That may mean the bank must raise more equity to boost its capital ratio, or it may need to sell assets to bring its risk down, given the amount of capital it has. Financial institutions that hold fixed income portfolios need to understand how likely they are to realize a significant decline in the value of their holdings, and how severe that decline in value is likely to be. Economic Capital models attempt to do this by describing a probability distribution of potential future values of the portfolio, and it is the institution’s decision to make as to what confidence interval they are comfortable with, such as 95%, 99% or 99.9%. The higher the confidence interval, the more capital that the institution has to set aside to ensure that it can remain solvent in the event that it experiences sizable losses in the portfolio.
What is your history at Moody’s Analytics?
In 2001, three years after leaving Wharton, I joined KMV, a small but highly regarded risk management firm. Allen Levinson [also interviewed in this newsletter] hired me into KMV, and became my first boss there. A year later, KMV was purchased by Moody’s, its first acquisition among many to build up its risk analytics and reporting capabilities. Each one of the acquisitions was a niche player — including Economy.com run by Mark Zandi, a renowned macroeconomist; Wall Street Analytics, which does modeling for structured finance; and Fermat International, a French enterprise data warehouse company, to give data and technology infrastructure for Moody’s projects.
We managed the acquisitions as a portfolio, but each firm maintained its own brand and was allowed to continue what it had been doing. In 2008, Moody’s decided to amalgamate these companies under a common brand, Moody’s Analytics, which became the second primary line of business, along with Moody’s Investors Service, the rating agency that everyone in the capital markets knows with more than a 100-year history.
How do you make sure that your models perform?

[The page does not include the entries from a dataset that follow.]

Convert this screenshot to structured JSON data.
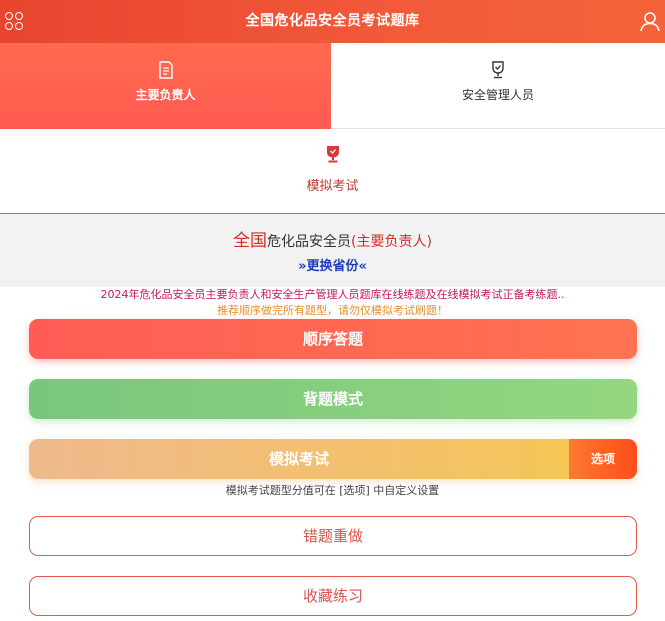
{
  "header": {
    "title": "全国危化品安全员考试题库",
    "menu_icon": "grid-menu-icon",
    "user_icon": "user-icon",
    "accent": "#f25a3a"
  },
  "tabs": [
    {
      "label": "主要负责人",
      "icon": "document-edit-icon",
      "active": true
    },
    {
      "label": "安全管理人员",
      "icon": "trophy-icon",
      "active": false
    }
  ],
  "mock_tab": {
    "label": "模拟考试",
    "icon": "trophy-icon"
  },
  "info": {
    "region": "全国",
    "category": "危化品安全员",
    "role": "(主要负责人)",
    "change_link": "»更换省份«"
  },
  "notice": {
    "line1": "2024年危化品安全员主要负责人和安全生产管理人员题库在线练题及在线模拟考试正备考练题..",
    "line2": "推荐顺序做完所有题型，请勿仅模拟考试刷题！"
  },
  "buttons": {
    "order": "顺序答题",
    "recite": "背题模式",
    "mock": "模拟考试",
    "mock_options": "选项",
    "mock_note": "模拟考试题型分值可在 [选项] 中自定义设置",
    "redo": "错题重做",
    "favorite": "收藏练习"
  }
}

We spend a lot of time working to improve the accuracy and breadth of our models. On our side, we perform regular validation to recalibrate the models as we get new data from the economic environment. Additionally, clients back-test our models. We might go to a hedge fund and say, “We think you can use our model to make better buy and sell decisions. They’ll say, “Prove it!” We’ll say to the fund, “How about you run an exercise where you look at your actual portfolio’s return, and then you go back and say, ‘If I had this model a year ago, and it gave me these signals — that these other bonds, for example, were attractive — and I should buy them and not the ones that I actually did buy.’ Let me hypothetically buy those and see what the performance would have been over the last year. If that performance was better, then the model is shown to have value.” That is the ultimate proof. If you can show them that you could
have made their trades better, then they are sold. We’re happy to put ourselves to the test.
What makes your work interesting or rewarding?
The landscape is constantly changing. The regulatory environment is shifting, modeling techniques evolve, and the market environment surprises you. To pre-empt or respond to these challenges is refreshing. One day, I will be talking about economic capital to a large commercial bank or its stress-testing process, and the next day, I’ll be speaking to a life insurance company about how to improve its risk-adjusted portfolio returns or how to adopt a more risk-informed limits system. I’ll speak to a hedge fund about using relative value analytics to generate higher alpha in its portfolios. Getting to speak with and learn from all sorts of people — from chief risk officers to traders, quants and portfolio managers — is very exciting, and I am constantly learning, which keeps me engaged. I also have the luxury of working with an exceptionally bright, talented, enthusiastic and intellectually curious group of people.